- Activity: Some lines in the material below hold the word "Documents". Copy all of them.
►
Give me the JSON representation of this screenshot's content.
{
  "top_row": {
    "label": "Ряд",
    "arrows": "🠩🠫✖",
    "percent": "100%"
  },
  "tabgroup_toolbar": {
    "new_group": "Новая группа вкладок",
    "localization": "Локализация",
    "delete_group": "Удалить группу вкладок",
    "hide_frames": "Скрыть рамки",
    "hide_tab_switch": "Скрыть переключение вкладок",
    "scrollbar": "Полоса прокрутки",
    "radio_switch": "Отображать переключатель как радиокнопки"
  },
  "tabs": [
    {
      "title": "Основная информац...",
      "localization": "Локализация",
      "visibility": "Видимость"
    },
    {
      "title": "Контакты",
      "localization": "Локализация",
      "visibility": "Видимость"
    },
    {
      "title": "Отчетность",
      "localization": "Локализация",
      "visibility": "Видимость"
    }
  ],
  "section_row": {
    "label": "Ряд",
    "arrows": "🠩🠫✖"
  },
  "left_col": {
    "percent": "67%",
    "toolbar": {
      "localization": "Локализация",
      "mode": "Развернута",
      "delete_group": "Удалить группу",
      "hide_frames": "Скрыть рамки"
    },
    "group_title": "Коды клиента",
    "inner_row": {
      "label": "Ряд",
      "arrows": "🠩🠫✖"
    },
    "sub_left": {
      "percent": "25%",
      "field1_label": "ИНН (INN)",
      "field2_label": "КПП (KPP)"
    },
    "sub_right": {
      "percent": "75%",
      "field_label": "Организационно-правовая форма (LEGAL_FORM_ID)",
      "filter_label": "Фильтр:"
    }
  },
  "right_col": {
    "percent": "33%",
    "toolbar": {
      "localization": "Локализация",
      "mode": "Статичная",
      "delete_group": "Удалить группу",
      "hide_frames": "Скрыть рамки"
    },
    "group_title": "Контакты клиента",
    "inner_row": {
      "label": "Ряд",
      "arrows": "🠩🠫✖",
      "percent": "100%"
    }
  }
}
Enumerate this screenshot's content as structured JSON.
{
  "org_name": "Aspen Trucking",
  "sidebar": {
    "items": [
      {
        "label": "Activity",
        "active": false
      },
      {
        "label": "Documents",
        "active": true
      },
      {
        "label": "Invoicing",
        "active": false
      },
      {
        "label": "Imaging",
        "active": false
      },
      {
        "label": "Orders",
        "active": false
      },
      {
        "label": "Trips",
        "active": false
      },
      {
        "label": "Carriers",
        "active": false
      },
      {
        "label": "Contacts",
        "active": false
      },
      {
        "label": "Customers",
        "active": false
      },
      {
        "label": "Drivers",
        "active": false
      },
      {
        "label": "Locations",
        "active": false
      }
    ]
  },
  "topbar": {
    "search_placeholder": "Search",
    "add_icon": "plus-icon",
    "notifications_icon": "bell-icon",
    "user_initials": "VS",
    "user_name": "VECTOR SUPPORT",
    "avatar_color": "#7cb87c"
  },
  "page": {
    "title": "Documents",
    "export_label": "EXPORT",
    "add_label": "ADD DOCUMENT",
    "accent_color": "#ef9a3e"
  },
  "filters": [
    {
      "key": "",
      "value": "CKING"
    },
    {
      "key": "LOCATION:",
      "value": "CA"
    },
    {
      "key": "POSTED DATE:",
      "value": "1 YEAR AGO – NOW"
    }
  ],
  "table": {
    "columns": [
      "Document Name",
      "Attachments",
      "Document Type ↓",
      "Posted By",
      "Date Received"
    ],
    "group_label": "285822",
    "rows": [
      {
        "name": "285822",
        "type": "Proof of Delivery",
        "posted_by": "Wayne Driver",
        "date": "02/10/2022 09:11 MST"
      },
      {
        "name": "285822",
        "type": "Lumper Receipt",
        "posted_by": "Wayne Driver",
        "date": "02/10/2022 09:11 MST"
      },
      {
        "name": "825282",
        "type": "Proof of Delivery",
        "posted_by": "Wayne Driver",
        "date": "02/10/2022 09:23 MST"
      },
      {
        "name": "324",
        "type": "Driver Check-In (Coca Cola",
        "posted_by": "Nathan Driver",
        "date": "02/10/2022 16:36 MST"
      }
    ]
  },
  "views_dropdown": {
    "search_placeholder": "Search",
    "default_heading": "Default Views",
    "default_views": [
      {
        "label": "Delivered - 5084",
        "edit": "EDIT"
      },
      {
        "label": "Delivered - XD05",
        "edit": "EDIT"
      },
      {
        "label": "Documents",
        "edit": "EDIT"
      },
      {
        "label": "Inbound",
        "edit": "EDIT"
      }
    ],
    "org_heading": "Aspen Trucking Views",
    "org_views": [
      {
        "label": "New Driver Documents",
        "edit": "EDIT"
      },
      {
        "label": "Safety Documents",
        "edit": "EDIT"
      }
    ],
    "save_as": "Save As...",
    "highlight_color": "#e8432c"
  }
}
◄
- Answer section:
        "label": "Documents",
    "title": "Documents",
        "label": "Documents",
        "label": "New Driver Documents",
        "label": "Safety Documents",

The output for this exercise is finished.